We first discovered this work after it was submitted to the Portrait Awards 2015. Although it was not chosen as a finalist by the jury, the editors of LensCulture were impressed and decided to publish this feature article about it. Enjoy!


Around the world, rural life has almost been eclipsed by the promise of modern cities. By 2050, around 70% of people will live in urban environments. However, as these portraits attest, some shepherds and inhabitants of rural Italy hold tight to tradition. They represent the archetypal residents native to Veneto, Trento, and Friuli, symbolizing a way of life that has been passed down since ancient times, having spread across the Mediterranean, Central Asia, Africa, and the Arctic.

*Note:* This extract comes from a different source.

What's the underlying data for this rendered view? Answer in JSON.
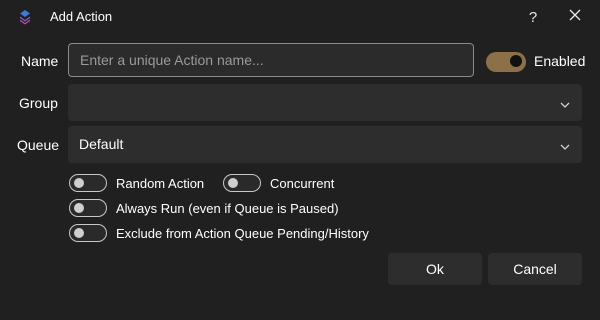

Pastoral Italians depicts the shepherds continuous search for grass to feed the herd, forcing them into a continuous loop of nomadism. Following a cyclical path from the mountain to the sea, and vice versa, the shepherds follow the path of four large rivers: the Piave, Livenza, Tagliamento, and Brenta.

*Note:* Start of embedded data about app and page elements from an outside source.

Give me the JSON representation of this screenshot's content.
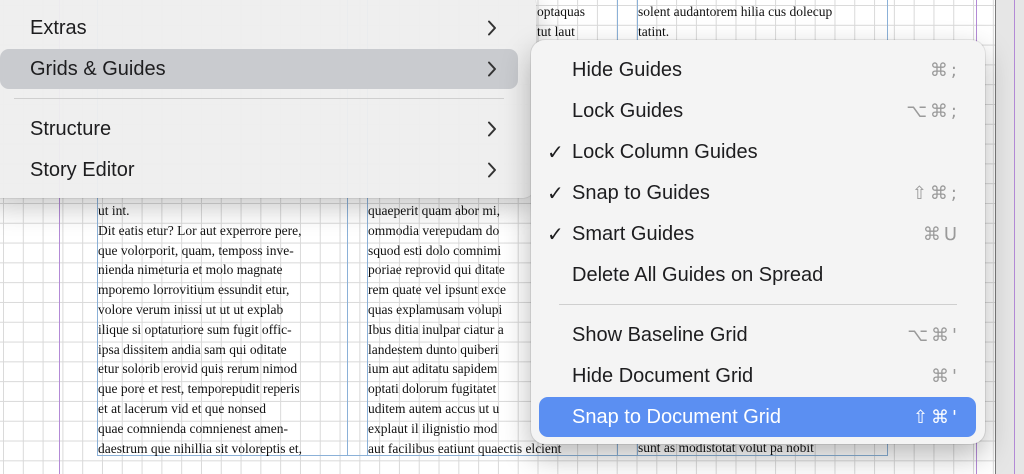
{
  "document": {
    "col1_text": "ut int.\nDit eatis etur? Lor aut experrore pere,\nque volorporit, quam, temposs inve-\nnienda nimeturia et molo magnate\nmporemo lorrovitium essundit etur,\nvolore verum inissi ut ut ut explab\nilique si optaturiore sum fugit offic-\nipsa dissitem andia sam qui oditate\netur solorib erovid quis rerum nimod\nque pore et rest, temporepudit reperis\net at lacerum vid et que nonsed\nquae comnienda comnienest amen-\ndaestrum que nihillia sit voloreptis et,",
    "col2_top_text": "optaquas\ntut laut",
    "col2_text": "quaeperit quam abor mi,\nommodia verepudam do\nsquod esti dolo comnimi\nporiae reprovid qui ditate\nrem quate vel ipsunt exce\nquas explamusam volupi\nIbus ditia inulpar ciatur a\nlandestem dunto quiberi\nium aut aditatu sapidem\noptati dolorum fugitatet\nuditem autem accus ut u\nexplaut il ilignistio mod\naut facilibus eatiunt quaectis elcient",
    "col3_top_text": "solent audantorem hilia cus dolecup\ntatint.",
    "col3_bottom_text": "sunt as modistotat volut pa nobit"
  },
  "main_menu": {
    "items": [
      {
        "label": "Extras"
      },
      {
        "label": "Grids & Guides"
      },
      {
        "label": "Structure"
      },
      {
        "label": "Story Editor"
      }
    ]
  },
  "submenu": {
    "items": [
      {
        "label": "Hide Guides",
        "shortcut": "⌘;",
        "checked": false
      },
      {
        "label": "Lock Guides",
        "shortcut": "⌥⌘;",
        "checked": false
      },
      {
        "label": "Lock Column Guides",
        "shortcut": "",
        "checked": true
      },
      {
        "label": "Snap to Guides",
        "shortcut": "⇧⌘;",
        "checked": true
      },
      {
        "label": "Smart Guides",
        "shortcut": "⌘U",
        "checked": true
      },
      {
        "label": "Delete All Guides on Spread",
        "shortcut": "",
        "checked": false
      },
      {
        "label": "Show Baseline Grid",
        "shortcut": "⌥⌘'",
        "checked": false
      },
      {
        "label": "Hide Document Grid",
        "shortcut": "⌘'",
        "checked": false
      },
      {
        "label": "Snap to Document Grid",
        "shortcut": "⇧⌘'",
        "checked": false,
        "selected": true
      }
    ],
    "check_glyph": "✓"
  },
  "colors": {
    "selection": "#5b8ff2",
    "submenu_highlight": "#c9cbcf",
    "guide_purple": "#b38ad6",
    "column_guide_blue": "#8bb1d8"
  }
}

Recent Muslim immigration to Italy has, oddly, bolstered this previously static industry. The cultural exchange between the Italians and Muslims is interesting, and often takes place through private sales. At the edge of legality (since unlicensed butchery is forbidden in Italy), these interactions speak to the ancient pre-eminence of individual trade over global politics.

However, it is the shepherd’s relationship with nature that most sparks my interest. The days pass seemingly timelessly, marked by the rhythm of births, the movements of the herd, the caring for the lambs. The rural landscape undergoes rapid and unpredictable transformations, and yet, the shepherds continue their movements, adapting to the land in whatever shape it takes.

—Giancarlo Rado